▼▼▼

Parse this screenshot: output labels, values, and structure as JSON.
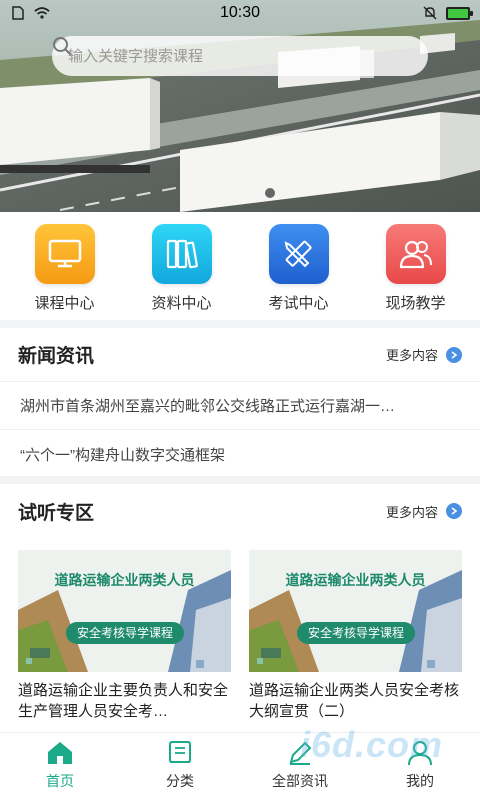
{
  "status_bar": {
    "time": "10:30"
  },
  "search": {
    "placeholder": "输入关键字搜索课程"
  },
  "quick_menu": [
    {
      "label": "课程中心",
      "icon": "monitor-icon",
      "color": "#f7a823"
    },
    {
      "label": "资料中心",
      "icon": "books-icon",
      "color": "#18b9e6"
    },
    {
      "label": "考试中心",
      "icon": "pencil-ruler-icon",
      "color": "#2f78e0"
    },
    {
      "label": "现场教学",
      "icon": "users-icon",
      "color": "#ef5a5a"
    }
  ],
  "news": {
    "title": "新闻资讯",
    "more": "更多内容",
    "items": [
      "湖州市首条湖州至嘉兴的毗邻公交线路正式运行嘉湖一…",
      "“六个一”构建舟山数字交通框架"
    ]
  },
  "trial": {
    "title": "试听专区",
    "more": "更多内容",
    "cards": [
      {
        "thumb_title": "道路运输企业两类人员",
        "thumb_badge": "安全考核导学课程",
        "title": "道路运输企业主要负责人和安全生产管理人员安全考…"
      },
      {
        "thumb_title": "道路运输企业两类人员",
        "thumb_badge": "安全考核导学课程",
        "title": "道路运输企业两类人员安全考核大纲宣贯（二）"
      }
    ]
  },
  "bottom_nav": [
    {
      "label": "首页",
      "icon": "home-icon",
      "active": true
    },
    {
      "label": "分类",
      "icon": "book-icon",
      "active": false
    },
    {
      "label": "全部资讯",
      "icon": "edit-icon",
      "active": false
    },
    {
      "label": "我的",
      "icon": "user-icon",
      "active": false
    }
  ],
  "colors": {
    "accent": "#1aaa8a",
    "more_link": "#4a90e2"
  },
  "watermark": "i6d.com"
}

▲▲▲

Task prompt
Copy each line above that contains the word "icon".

Written answer
      "icon": "monitor-icon",
      "icon": "books-icon",
      "icon": "pencil-ruler-icon",
      "icon": "users-icon",
      "icon": "home-icon",
      "icon": "book-icon",
      "icon": "edit-icon",
      "icon": "user-icon",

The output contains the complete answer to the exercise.